START DATA EXCERPTS

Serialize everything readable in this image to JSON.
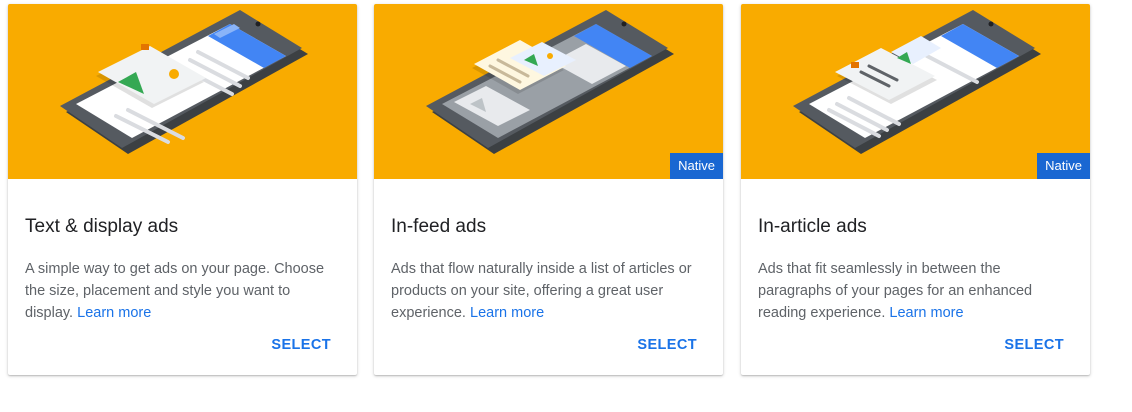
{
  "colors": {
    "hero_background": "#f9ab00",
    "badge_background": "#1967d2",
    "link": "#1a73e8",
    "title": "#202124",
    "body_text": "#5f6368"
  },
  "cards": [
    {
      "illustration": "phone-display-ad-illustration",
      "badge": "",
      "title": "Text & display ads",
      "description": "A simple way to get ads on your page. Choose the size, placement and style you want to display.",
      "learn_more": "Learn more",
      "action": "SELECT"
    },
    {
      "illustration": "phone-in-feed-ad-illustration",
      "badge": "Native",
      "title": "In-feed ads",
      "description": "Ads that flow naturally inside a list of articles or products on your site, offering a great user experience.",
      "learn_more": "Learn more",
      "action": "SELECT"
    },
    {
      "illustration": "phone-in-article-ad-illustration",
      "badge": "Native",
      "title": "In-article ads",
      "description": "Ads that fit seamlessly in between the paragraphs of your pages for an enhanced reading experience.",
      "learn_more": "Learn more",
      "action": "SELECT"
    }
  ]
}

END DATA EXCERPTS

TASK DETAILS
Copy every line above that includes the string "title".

TASK ANSWER
    "title": "#202124",
      "title": "Text & display ads",
      "title": "In-feed ads",
      "title": "In-article ads",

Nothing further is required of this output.